Our discussion ranged from the efficacy of mandatory deadlines, and whether squeezing a big project into a lower level of analysis under NEPA actually makes it go faster.
Rigorous review reduces environmental impacts. For example, a 2017 study done by Mark Capone and John Ruple in our Law and Policy Program at the Stegner Center analyzed the amount of ground disturbance associated with oil and gas drill permits depending on whether it went through a Categorical Exclusion (CE), Environmental Assessment (EA), or Environmental Impact Statement (EIS). They found that the truncated review allowed by a special statutory categorical exclusion had almost four times more ground disturbance than similar projects that were reviewed in an EIS. The most likely reason for the difference is that the truncated review accomplished through a CE allowed piecemeal planning and development, which resulted in a haphazard “spider-web pattern” of well pads and access roads. The systemic thoughtfulness imposed by a more rigorous analysis decreased the amount of ground disturbance associated with each individual well site.
Mandatory deadlines could ultimately cause more delay. Previous research from our Law and Policy Center revealed that when a decision is rushed out the door and is later required to be supplemented, it causes more significant delay than if the analysis had been done well in the first place. According to research conducted by John Ruple and Kayla Race, agencies that rushed their NEPA analysis were sued at higher rates than agencies that adopted a more deliberative approach. When agencies were required to supplement a rushed and incomplete NEPA analysis, the average delays exceeded two years, which is far longer than if the analysis had been done well in the first place.

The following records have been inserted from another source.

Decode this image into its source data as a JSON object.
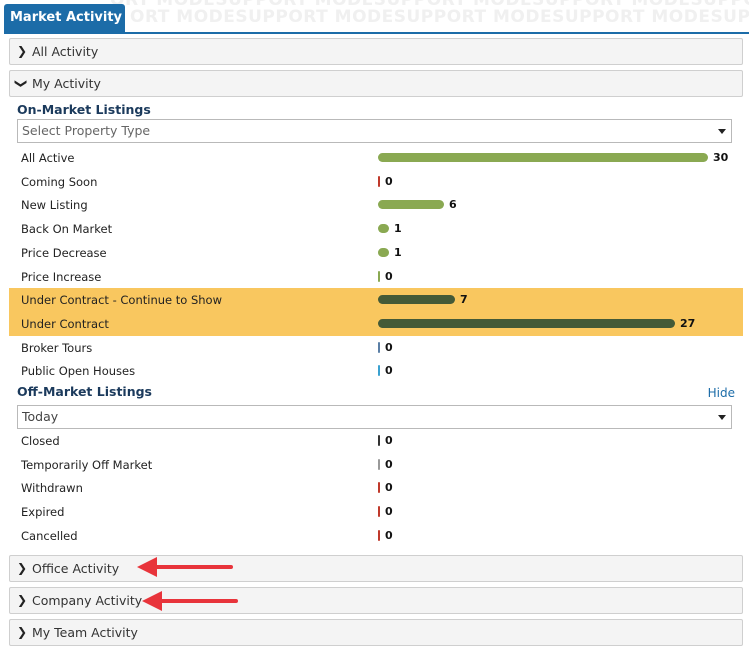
{
  "watermark": "ORT MODESUPPORT MODESUPPORT MODESUPPORT MODESUPPORT MODESUPPORT MODESUPPORT",
  "tab_title": "Market Activity",
  "sections": {
    "all_activity": "All Activity",
    "my_activity": "My Activity",
    "office_activity": "Office Activity",
    "company_activity": "Company Activity",
    "my_team_activity": "My Team Activity"
  },
  "on_market": {
    "title": "On-Market Listings",
    "select_placeholder": "Select Property Type",
    "max": 30,
    "rows": [
      {
        "label": "All Active",
        "value": 30,
        "color": "#8aa952",
        "highlight": false
      },
      {
        "label": "Coming Soon",
        "value": 0,
        "color": "#c0392b",
        "highlight": false
      },
      {
        "label": "New Listing",
        "value": 6,
        "color": "#8aa952",
        "highlight": false
      },
      {
        "label": "Back On Market",
        "value": 1,
        "color": "#8aa952",
        "highlight": false
      },
      {
        "label": "Price Decrease",
        "value": 1,
        "color": "#8aa952",
        "highlight": false
      },
      {
        "label": "Price Increase",
        "value": 0,
        "color": "#8aa952",
        "highlight": false
      },
      {
        "label": "Under Contract - Continue to Show",
        "value": 7,
        "color": "#445a37",
        "highlight": true
      },
      {
        "label": "Under Contract",
        "value": 27,
        "color": "#445a37",
        "highlight": true
      },
      {
        "label": "Broker Tours",
        "value": 0,
        "color": "#5b7fa6",
        "highlight": false
      },
      {
        "label": "Public Open Houses",
        "value": 0,
        "color": "#3aa1d0",
        "highlight": false
      }
    ]
  },
  "off_market": {
    "title": "Off-Market Listings",
    "hide_label": "Hide",
    "select_value": "Today",
    "rows": [
      {
        "label": "Closed",
        "value": 0,
        "color": "#333333"
      },
      {
        "label": "Temporarily Off Market",
        "value": 0,
        "color": "#999999"
      },
      {
        "label": "Withdrawn",
        "value": 0,
        "color": "#c0392b"
      },
      {
        "label": "Expired",
        "value": 0,
        "color": "#c0392b"
      },
      {
        "label": "Cancelled",
        "value": 0,
        "color": "#c0392b"
      }
    ]
  },
  "colors": {
    "accent": "#1c6ca8",
    "highlight_row": "#f9c75f",
    "annotation_arrow": "#e8343b"
  }
}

Finally, we talked about the current argument that analytical rigor should be sacrificed in order to speed up clean energy projects. This approach achieves short term gain for long term pain. “Every single day we deal with the problems of climate change. That should serve as a daily reminder that downplaying environmental consequences does not make them go away. It just makes them harder to deal with.” The permitting process is our last chance to ask, is there a way that this project could be designed a little bit better? Are there consequences that we haven’t considered? These are critical questions when we are planning for the future.